Word Families and Roots: Understanding word families, prefixes, suffixes, and roots can help decipher the meanings of unfamiliar words. This knowledge facilitates the acquisition of related words.

Reading and Context: Reading widely exposes individuals to diverse vocabulary. Inferring word meanings from context while reading is a fundamental strategy for expanding vocabulary.

Active Practice: Engaging in conversations, discussions, and writing using new words actively reinforces their integration into everyday language.

Language Exposure: Exposure to a rich linguistic environment, including conversations, books, media, and educational resources, plays a crucial role in vocabulary growth.

Motivation and Curiosity: A genuine interest in learning new words and a curious mindset contribute to a more receptive attitude toward vocabulary expansion.

Talking about the world around them

The vocabulary we address during our sessions will be shared with parents, enabling them to incorporate these words into conversations or recognize them if their child employs synonyms or antonyms.

They can also listen to their child’s speech which is one of the most effective methods for gauging whether they are acquiring vocabulary skills at an appropriate pace.

Observe their ability to articulate their surroundings and the variety of terms they employ.

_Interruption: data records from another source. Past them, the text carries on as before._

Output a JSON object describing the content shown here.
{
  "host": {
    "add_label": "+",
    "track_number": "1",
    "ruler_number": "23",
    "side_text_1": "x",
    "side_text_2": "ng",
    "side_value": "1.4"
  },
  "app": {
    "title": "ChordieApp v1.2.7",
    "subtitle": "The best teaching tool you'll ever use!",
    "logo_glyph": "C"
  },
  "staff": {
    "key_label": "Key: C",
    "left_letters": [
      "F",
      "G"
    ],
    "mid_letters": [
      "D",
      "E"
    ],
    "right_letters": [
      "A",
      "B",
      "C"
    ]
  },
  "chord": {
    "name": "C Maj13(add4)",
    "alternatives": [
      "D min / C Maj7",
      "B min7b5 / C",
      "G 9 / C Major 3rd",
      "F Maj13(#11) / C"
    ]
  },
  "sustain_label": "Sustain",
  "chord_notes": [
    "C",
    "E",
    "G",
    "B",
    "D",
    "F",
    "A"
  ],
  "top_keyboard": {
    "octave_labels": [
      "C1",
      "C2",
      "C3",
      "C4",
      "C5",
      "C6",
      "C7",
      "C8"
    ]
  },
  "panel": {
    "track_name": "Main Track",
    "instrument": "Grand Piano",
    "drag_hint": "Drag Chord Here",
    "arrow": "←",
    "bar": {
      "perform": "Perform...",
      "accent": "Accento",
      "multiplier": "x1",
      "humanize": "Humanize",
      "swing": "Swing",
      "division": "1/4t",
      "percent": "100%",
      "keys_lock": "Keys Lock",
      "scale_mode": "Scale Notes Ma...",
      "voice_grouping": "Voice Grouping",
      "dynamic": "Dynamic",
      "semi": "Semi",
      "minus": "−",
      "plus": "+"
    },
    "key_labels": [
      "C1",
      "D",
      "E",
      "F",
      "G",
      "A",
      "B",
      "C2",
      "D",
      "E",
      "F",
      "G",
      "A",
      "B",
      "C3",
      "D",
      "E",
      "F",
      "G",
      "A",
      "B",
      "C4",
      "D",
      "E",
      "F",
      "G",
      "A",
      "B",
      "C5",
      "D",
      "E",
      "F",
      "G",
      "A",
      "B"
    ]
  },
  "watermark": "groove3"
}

Are they curious and expressive about their surroundings? Do they readily participate in discussions? How do they recount their experiences from school when sharing with you?

Reading at the right level for their age

Look at books that are aimed at your child’s age group and see whether they can read at this level.

‘It’s important to look at whether they’re taking in the information, as some children are very fluent readers, but their comprehension isn’t at the same level,’ Jack explains. ‘Doing a bit of questioning about what they’re reading, such as asking them to sum up the last paragraph they read, will help you see whether they’re understanding the words on the page.’

Your child’s reading scheme level is a good indicator of whether they’re acquiring new words at the right rate, but also check out the books that children their age are reading for pleasure and see whether your child has a big enough vocabulary to access them.

 Playing word games

A good test of your child’s vocabulary is to engage them in word games. Try thinking of words (hot, high, fast, bright etc) and challenging your child to tell you the opposite word (the antonym): they should be able to do this by the age of seven, or thereabouts.

Jokes are also a good way to see how your child’s vocabulary is developing. By 11, for example, they’re likely to understand how puns (jokes that exploit the different possible meanings of a word) work.

Reading and writing for pleasure

It stands to reason that if your child doesn’t have a good basic vocabulary, they’ll find reading and writing hard work.

‘Children who read for pleasure are 67% more likely to write at the expected level for their age,’ explains Alice. ‘If your child reads and writes purely for enjoyment, it’s a good indicator of their vocabulary.’

All children develop at different rates, so it’s impossible to say how many words your child ‘should’ know at a certain age. However, the figures below can be used as a guide.

12-18 months20 words
2 years200-300 words
3 years900-1,000 words
4 years1,500-1,600 words
5 years2,100-2,200 words
6 years2,600 words expressive vocabulary (words they can use)
20,000-24,000 words receptive vocabulary (words they understand)
12 years50,000 words receptive vocabulary

Grammar Schools Information

Grammar SchoolsCityRegionExam Board(s)Links
Kendrick SchoolReadingBerkshireCEMAdmissions
Reading School ReadingBerkshireCEMAdmissions
Bexley Grammar SchoolWellingBexleyCEMAdmissions
Beths Grammar School BexleyBexleyCEMAdmissions
Chiselhurst & Sidcup Grammar School SidcupBexleyCEMAdmissions
Townley Grammar School BexleyBexleyCEMAdmissions
Bishop Vesey’s Grammar SchoolSutton ColdfieldBirmingham & WalsallCEMAdmissions